Entries from a dataset of interfaces:
________________________

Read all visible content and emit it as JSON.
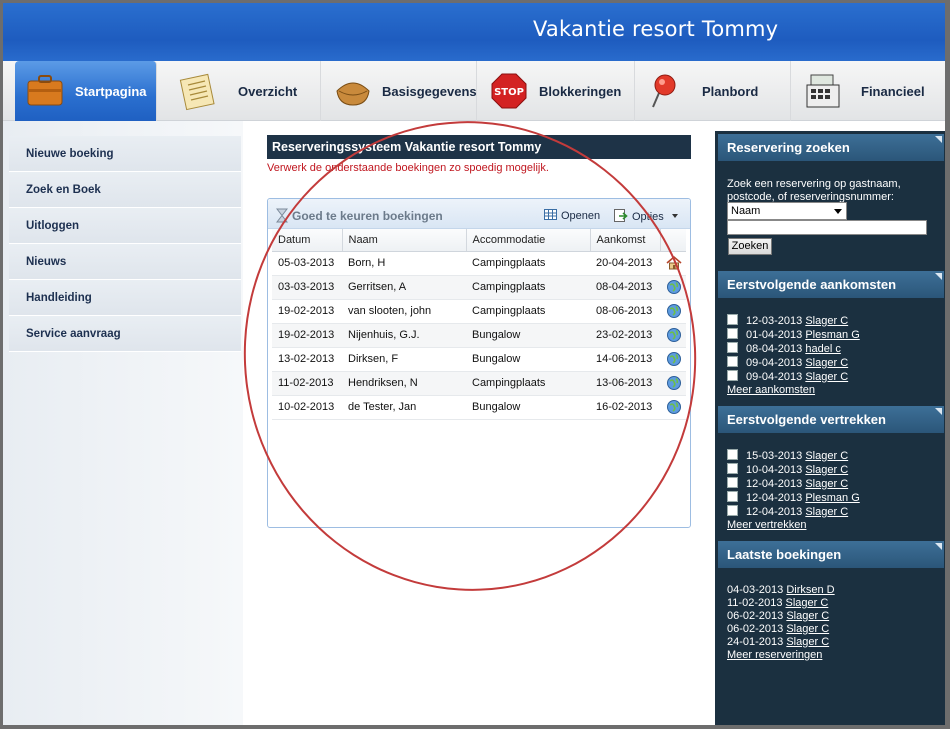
{
  "app_title": "Vakantie resort Tommy",
  "tabs": [
    {
      "label": "Startpagina",
      "icon": "briefcase-icon"
    },
    {
      "label": "Overzicht",
      "icon": "document-icon"
    },
    {
      "label": "Basisgegevens",
      "icon": "purse-icon"
    },
    {
      "label": "Blokkeringen",
      "icon": "stop-sign-icon"
    },
    {
      "label": "Planbord",
      "icon": "pushpin-icon"
    },
    {
      "label": "Financieel",
      "icon": "cash-register-icon"
    }
  ],
  "sidebar": {
    "items": [
      {
        "label": "Nieuwe boeking"
      },
      {
        "label": "Zoek en Boek"
      },
      {
        "label": "Uitloggen"
      },
      {
        "label": "Nieuws"
      },
      {
        "label": "Handleiding"
      },
      {
        "label": "Service aanvraag"
      }
    ]
  },
  "main": {
    "title": "Reserveringssysteem Vakantie resort Tommy",
    "warning": "Verwerk de onderstaande boekingen zo spoedig mogelijk.",
    "panel": {
      "title": "Goed te keuren boekingen",
      "open_label": "Openen",
      "options_label": "Opties",
      "columns": [
        "Datum",
        "Naam",
        "Accommodatie",
        "Aankomst"
      ],
      "rows": [
        {
          "datum": "05-03-2013",
          "naam": "Born, H",
          "accommodatie": "Campingplaats",
          "aankomst": "20-04-2013",
          "icon": "house-icon"
        },
        {
          "datum": "03-03-2013",
          "naam": "Gerritsen, A",
          "accommodatie": "Campingplaats",
          "aankomst": "08-04-2013",
          "icon": "globe-icon"
        },
        {
          "datum": "19-02-2013",
          "naam": "van slooten, john",
          "accommodatie": "Campingplaats",
          "aankomst": "08-06-2013",
          "icon": "globe-icon"
        },
        {
          "datum": "19-02-2013",
          "naam": "Nijenhuis, G.J.",
          "accommodatie": "Bungalow",
          "aankomst": "23-02-2013",
          "icon": "globe-icon"
        },
        {
          "datum": "13-02-2013",
          "naam": "Dirksen, F",
          "accommodatie": "Bungalow",
          "aankomst": "14-06-2013",
          "icon": "globe-icon"
        },
        {
          "datum": "11-02-2013",
          "naam": "Hendriksen, N",
          "accommodatie": "Campingplaats",
          "aankomst": "13-06-2013",
          "icon": "globe-icon"
        },
        {
          "datum": "10-02-2013",
          "naam": "de Tester, Jan",
          "accommodatie": "Bungalow",
          "aankomst": "16-02-2013",
          "icon": "globe-icon"
        }
      ]
    }
  },
  "right": {
    "search": {
      "title": "Reservering zoeken",
      "desc_line1": "Zoek een reservering op gastnaam,",
      "desc_line2": "postcode, of reserveringsnummer:",
      "select_value": "Naam",
      "button": "Zoeken"
    },
    "arrivals": {
      "title": "Eerstvolgende aankomsten",
      "items": [
        {
          "date": "12-03-2013",
          "name": "Slager C"
        },
        {
          "date": "01-04-2013",
          "name": "Plesman G"
        },
        {
          "date": "08-04-2013",
          "name": "hadel c"
        },
        {
          "date": "09-04-2013",
          "name": "Slager C"
        },
        {
          "date": "09-04-2013",
          "name": "Slager C"
        }
      ],
      "more": "Meer aankomsten"
    },
    "departures": {
      "title": "Eerstvolgende vertrekken",
      "items": [
        {
          "date": "15-03-2013",
          "name": "Slager C"
        },
        {
          "date": "10-04-2013",
          "name": "Slager C"
        },
        {
          "date": "12-04-2013",
          "name": "Slager C"
        },
        {
          "date": "12-04-2013",
          "name": "Plesman G"
        },
        {
          "date": "12-04-2013",
          "name": "Slager C"
        }
      ],
      "more": "Meer vertrekken"
    },
    "latest": {
      "title": "Laatste boekingen",
      "items": [
        {
          "date": "04-03-2013",
          "name": "Dirksen D"
        },
        {
          "date": "11-02-2013",
          "name": "Slager C"
        },
        {
          "date": "06-02-2013",
          "name": "Slager C"
        },
        {
          "date": "06-02-2013",
          "name": "Slager C"
        },
        {
          "date": "24-01-2013",
          "name": "Slager C"
        }
      ],
      "more": "Meer reserveringen"
    }
  },
  "colors": {
    "header_blue": "#1e5cbf",
    "dark_panel": "#1b3040",
    "annotation_red": "#c33b3b",
    "warning_red": "#c0161f"
  }
}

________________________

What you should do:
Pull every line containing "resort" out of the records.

Your response:
  "app_title": "Vakantie resort Tommy",
    "title": "Reserveringssysteem Vakantie resort Tommy",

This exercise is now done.